AFC has originated $11 million of secured loans, which have been purchased by the PHFA. These loans are made for qualifying improvements, and many require an energy audit to assess energy usage and recommend energy-efficiency measures. The secured Keystone HELP loans are the only secured energy-efficiency loans that AFC has made in the United States.
Krajsa said that “the most critical part” of AFC’s energy lending programs is the role of contractors. Improvements are performed by contractors who meet criteria such as a minimum of three years in operation, proper licensing, satisfactory business and personal credit references, and a reputation for a high level of service and workmanship.

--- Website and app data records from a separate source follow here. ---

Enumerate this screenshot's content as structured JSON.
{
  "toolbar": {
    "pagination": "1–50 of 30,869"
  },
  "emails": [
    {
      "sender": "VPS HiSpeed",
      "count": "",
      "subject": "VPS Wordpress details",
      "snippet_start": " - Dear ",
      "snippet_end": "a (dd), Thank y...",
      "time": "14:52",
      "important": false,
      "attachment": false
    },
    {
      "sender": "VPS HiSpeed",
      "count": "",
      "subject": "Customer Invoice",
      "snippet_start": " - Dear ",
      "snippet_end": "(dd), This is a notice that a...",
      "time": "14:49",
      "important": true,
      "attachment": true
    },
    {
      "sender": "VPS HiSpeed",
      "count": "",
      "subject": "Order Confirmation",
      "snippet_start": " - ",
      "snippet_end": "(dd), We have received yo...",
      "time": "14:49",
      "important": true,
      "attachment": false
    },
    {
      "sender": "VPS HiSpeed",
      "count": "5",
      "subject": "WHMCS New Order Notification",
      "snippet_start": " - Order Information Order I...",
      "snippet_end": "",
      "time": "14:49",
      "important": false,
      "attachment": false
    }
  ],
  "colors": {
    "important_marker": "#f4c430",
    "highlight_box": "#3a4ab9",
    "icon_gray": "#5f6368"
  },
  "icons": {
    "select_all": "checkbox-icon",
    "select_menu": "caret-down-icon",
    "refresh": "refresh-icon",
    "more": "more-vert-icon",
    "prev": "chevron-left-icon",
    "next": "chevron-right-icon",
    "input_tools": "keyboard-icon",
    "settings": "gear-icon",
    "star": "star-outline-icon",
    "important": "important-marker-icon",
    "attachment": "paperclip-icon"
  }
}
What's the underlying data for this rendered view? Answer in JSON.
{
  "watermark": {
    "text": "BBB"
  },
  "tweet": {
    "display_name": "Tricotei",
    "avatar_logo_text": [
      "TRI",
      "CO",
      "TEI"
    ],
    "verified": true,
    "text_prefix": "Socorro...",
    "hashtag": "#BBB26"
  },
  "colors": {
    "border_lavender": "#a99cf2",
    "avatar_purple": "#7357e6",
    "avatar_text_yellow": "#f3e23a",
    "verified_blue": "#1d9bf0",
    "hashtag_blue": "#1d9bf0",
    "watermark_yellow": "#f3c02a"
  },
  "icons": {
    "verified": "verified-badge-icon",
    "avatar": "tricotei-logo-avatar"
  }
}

Contractors certified by the Building Performance Institute can perform whole house improvement projects with lower interest rates.
AFC pays contractors upon receipt of completion certificates from contractors as well as verbal confirmation from homeowners that the work was completed satisfactorily. According to Krajsa, AFC conducts 5 percent quality assurance on its loans.
Krajsa said, “One of the goals of the AFC loan program is to provide incentives to consumers and contractors to incorporate energy audits when possible, but mandating audits before consumers can get loans can be counterproductive to many consumers who need to make immediate, time-sensitive improvements. The most effective programs involve energy expertise, a managed and dedicated contractor network, and point-of-purchase financing; and many lenders, including community banks, do not have the infrastructure to effectively develop a platform to make state-subsidized energy loans. Many community banks, however, have seen an opportunity to buy participations in established energy loan pools as part of their investment portfolio.”